▶ [To do]: Report the number of lines in the entries below that include the word "true", and nothing else.

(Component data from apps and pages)
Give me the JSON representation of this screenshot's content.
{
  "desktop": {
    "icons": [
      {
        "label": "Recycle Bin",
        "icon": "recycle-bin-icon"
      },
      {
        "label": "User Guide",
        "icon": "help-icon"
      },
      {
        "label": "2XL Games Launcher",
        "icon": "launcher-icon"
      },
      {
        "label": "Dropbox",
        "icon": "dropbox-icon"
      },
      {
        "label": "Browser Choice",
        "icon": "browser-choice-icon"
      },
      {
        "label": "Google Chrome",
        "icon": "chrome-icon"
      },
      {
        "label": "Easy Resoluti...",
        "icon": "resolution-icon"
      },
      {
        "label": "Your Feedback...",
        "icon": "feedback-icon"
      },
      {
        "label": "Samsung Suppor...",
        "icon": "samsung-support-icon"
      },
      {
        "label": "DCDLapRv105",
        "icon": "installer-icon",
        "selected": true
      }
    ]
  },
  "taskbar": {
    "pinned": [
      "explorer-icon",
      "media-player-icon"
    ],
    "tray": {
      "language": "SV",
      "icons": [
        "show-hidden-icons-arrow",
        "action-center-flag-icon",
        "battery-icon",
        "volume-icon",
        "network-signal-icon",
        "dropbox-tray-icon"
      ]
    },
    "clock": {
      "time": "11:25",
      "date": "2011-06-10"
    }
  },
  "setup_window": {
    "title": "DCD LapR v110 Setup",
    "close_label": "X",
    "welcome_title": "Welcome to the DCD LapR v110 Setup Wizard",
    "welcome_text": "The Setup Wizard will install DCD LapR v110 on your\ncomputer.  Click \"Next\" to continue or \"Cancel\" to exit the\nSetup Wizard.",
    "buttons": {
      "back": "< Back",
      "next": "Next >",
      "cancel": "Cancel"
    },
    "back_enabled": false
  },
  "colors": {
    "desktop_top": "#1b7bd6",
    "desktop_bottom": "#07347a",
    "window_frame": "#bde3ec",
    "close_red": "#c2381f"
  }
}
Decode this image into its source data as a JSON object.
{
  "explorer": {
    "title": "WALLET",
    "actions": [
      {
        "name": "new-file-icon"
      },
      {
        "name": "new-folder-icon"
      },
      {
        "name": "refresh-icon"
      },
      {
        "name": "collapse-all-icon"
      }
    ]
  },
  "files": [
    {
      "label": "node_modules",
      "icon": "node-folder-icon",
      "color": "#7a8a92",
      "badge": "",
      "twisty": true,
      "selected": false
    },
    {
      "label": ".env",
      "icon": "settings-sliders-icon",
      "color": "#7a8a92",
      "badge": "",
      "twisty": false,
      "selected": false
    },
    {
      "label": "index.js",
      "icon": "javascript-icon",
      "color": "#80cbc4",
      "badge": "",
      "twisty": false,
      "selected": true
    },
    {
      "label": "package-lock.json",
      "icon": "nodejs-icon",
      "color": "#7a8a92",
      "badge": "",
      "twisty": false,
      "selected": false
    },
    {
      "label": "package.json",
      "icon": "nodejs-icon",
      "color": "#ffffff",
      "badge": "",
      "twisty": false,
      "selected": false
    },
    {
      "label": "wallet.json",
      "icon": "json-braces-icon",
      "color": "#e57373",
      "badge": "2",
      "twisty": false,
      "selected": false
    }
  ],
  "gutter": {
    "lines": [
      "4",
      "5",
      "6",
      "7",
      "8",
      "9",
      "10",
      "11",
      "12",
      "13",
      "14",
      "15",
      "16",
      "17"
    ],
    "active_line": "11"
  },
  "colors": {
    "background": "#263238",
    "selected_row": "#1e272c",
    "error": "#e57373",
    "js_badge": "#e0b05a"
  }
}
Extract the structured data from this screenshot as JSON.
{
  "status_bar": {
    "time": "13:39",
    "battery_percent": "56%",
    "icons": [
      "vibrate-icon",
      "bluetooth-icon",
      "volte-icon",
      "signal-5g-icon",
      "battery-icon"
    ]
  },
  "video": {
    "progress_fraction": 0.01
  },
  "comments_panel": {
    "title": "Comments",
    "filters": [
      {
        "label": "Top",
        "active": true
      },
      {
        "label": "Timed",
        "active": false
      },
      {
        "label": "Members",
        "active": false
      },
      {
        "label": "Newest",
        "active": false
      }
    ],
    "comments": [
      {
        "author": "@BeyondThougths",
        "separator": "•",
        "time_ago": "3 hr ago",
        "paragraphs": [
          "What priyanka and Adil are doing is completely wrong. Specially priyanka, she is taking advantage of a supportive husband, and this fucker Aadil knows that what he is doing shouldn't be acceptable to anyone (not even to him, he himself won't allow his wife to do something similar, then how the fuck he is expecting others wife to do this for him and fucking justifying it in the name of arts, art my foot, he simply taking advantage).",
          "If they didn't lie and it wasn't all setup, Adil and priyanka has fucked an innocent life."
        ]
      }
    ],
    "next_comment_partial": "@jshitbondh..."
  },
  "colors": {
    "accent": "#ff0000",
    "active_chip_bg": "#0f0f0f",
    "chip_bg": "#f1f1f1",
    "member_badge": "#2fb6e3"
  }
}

▶ [Solved problem]: 4